Benson is a village and civil parish in the South Oxfordshire District of Oxfordshire, England. At the 2001 UK census it had a population of 4,464. The village is about 1 1⁄2 miles (2.4 km) north of Wallingford at the foot of the Chiltern Hills at the confluence of a chalk stream (Ewelme Brook) and the River Thames, next to Benson Lock. Being on the northern (or eastern) bank of the Thames, Benson has always been in Oxfordshire, unlike nearby Wallingford and Abingdon, which were part of Berkshire until the 1974 boundary changes.
The village is on river silts and gravel, just above the surrounding marshy land that gives nearby settlements of Preston Crowmarsh, Crowmarsh Gifford, and Rokemarsh their names.
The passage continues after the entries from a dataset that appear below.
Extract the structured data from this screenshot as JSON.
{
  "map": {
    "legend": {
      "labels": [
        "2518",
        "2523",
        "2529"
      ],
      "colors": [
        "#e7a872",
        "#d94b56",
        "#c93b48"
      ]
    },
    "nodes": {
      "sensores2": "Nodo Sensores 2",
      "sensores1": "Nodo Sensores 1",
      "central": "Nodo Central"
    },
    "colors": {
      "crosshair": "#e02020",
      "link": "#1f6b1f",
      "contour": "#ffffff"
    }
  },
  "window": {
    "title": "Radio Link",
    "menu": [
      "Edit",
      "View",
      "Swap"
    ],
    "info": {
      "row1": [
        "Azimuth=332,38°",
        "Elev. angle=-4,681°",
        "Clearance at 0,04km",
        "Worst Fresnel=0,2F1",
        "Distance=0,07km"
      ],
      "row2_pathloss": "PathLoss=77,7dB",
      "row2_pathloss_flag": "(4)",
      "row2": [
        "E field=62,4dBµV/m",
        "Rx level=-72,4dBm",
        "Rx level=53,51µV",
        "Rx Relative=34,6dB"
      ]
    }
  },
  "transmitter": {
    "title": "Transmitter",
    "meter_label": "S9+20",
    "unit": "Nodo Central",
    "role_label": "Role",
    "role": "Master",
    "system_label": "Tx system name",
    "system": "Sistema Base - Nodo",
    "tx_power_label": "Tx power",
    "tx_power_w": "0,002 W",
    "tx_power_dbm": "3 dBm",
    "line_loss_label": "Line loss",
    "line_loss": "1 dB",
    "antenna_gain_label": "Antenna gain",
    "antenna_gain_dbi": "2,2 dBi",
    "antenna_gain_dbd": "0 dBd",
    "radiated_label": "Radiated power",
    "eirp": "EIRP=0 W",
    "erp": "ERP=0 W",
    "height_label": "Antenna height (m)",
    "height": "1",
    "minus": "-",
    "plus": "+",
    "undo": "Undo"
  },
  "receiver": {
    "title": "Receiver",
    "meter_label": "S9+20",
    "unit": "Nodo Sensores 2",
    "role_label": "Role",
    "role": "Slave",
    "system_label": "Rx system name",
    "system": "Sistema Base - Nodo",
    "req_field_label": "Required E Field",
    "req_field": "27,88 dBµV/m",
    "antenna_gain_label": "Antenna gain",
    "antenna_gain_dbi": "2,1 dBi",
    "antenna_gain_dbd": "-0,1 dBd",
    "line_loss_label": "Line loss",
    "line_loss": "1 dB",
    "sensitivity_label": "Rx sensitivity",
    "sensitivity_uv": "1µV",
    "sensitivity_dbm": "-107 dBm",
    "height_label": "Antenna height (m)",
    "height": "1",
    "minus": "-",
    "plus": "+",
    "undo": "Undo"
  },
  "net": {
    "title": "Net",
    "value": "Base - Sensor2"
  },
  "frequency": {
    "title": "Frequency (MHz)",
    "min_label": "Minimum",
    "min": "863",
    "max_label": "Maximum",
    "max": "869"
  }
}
The fertile land which surrounds the village meant that farming was the main source of employment until the 20th century.
A Vision of Britain through Time provides the following description of Benson from John Marius Wilson's Imperial Gazetteer of England and Wales of 1870-72:
A Vision of Britain through Time provides the following description of Preston Crowmarsh from John Marius Wilson's Imperial Gazetteer of England and Wales of 1870-72:
Roke or Rokemarsh
Since 1974 Roke or Rokemarsh is no longer in Benson parish, but in Berrick Salome.
NOTE:Fifield in Benson is so-named because there is a civil parish named Fifield in the western part of Oxfordshire.